[Excerpts from an interface dataset]
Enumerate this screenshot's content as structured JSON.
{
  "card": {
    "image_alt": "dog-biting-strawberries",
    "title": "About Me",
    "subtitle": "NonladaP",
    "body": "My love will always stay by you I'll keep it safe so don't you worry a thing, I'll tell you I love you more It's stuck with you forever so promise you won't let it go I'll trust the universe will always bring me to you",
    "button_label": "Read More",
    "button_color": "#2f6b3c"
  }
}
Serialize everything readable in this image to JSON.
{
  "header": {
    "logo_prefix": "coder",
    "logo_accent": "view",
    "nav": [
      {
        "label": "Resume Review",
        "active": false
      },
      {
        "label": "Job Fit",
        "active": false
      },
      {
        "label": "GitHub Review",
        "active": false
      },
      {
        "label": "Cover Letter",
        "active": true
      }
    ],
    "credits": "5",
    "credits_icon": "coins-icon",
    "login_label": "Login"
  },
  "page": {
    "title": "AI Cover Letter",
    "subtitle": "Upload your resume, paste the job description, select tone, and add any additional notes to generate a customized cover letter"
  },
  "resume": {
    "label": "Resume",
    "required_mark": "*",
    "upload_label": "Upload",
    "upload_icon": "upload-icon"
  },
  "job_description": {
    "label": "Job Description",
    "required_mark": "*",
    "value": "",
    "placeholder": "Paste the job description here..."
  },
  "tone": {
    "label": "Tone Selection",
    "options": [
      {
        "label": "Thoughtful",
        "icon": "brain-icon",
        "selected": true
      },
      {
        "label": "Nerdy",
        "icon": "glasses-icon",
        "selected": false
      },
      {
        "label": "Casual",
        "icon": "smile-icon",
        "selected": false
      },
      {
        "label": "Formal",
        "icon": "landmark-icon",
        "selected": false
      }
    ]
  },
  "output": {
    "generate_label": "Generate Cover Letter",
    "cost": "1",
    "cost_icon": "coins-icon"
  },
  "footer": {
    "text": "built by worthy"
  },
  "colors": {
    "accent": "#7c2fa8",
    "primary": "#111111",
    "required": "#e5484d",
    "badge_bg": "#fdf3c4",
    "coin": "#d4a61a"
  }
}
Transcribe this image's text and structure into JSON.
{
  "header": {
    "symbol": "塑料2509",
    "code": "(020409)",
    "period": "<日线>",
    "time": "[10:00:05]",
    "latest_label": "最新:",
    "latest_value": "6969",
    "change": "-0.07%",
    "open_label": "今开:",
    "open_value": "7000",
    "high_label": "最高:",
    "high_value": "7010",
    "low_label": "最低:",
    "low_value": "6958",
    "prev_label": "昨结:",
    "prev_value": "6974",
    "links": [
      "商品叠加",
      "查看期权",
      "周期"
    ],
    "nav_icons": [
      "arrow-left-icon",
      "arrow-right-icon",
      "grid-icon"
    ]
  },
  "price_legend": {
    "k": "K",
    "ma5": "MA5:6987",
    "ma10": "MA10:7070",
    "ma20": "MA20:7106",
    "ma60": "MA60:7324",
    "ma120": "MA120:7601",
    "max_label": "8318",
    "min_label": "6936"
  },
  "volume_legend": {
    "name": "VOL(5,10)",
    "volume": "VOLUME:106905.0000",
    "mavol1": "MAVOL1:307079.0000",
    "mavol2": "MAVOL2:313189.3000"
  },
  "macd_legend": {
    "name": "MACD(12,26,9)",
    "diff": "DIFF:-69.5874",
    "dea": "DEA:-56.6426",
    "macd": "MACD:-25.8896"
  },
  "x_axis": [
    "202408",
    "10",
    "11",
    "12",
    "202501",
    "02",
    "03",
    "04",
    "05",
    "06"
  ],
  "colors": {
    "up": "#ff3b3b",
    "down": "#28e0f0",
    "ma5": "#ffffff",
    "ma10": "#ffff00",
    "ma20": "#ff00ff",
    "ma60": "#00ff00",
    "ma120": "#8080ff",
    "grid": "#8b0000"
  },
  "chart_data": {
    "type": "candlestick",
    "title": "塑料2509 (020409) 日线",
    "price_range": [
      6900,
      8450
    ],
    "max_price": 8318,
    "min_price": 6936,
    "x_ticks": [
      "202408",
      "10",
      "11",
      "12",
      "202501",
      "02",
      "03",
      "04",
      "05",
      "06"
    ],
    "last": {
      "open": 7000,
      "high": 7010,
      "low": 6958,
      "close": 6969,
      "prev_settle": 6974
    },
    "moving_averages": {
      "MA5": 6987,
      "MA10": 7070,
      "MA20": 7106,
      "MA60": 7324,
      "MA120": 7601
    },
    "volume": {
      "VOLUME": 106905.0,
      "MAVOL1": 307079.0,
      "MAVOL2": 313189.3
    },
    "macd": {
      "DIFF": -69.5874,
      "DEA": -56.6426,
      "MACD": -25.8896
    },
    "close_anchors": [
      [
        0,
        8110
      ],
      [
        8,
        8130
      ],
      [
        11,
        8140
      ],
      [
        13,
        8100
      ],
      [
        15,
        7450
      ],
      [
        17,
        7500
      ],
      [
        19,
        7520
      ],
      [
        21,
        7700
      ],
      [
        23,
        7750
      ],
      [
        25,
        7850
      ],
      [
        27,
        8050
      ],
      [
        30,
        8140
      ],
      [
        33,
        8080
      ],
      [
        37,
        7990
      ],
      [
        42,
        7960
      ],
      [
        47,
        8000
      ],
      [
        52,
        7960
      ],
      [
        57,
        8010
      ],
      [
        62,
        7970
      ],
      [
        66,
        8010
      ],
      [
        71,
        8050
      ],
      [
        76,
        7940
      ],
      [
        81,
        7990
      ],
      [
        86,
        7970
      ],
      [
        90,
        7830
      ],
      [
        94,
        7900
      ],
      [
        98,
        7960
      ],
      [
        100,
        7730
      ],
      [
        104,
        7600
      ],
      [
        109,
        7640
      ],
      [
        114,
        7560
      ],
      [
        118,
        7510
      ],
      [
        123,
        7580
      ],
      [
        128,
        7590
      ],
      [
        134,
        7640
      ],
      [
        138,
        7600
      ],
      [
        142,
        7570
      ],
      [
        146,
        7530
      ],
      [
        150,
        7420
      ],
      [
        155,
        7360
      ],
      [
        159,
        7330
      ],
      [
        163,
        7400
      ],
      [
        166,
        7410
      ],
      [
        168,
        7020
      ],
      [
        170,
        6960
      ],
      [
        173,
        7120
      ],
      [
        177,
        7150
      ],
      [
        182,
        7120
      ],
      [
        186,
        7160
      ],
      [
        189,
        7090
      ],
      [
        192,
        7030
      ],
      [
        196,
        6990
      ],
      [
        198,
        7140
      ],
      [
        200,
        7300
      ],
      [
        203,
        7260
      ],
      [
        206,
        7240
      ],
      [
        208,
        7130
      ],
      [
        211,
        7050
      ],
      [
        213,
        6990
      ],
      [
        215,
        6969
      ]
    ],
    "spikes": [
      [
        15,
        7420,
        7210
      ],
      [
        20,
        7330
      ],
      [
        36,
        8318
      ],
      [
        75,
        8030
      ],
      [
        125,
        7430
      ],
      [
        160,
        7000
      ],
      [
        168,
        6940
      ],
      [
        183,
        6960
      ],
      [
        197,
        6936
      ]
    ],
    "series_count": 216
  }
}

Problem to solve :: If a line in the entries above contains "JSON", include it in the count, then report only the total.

Answer to this exercise :: 3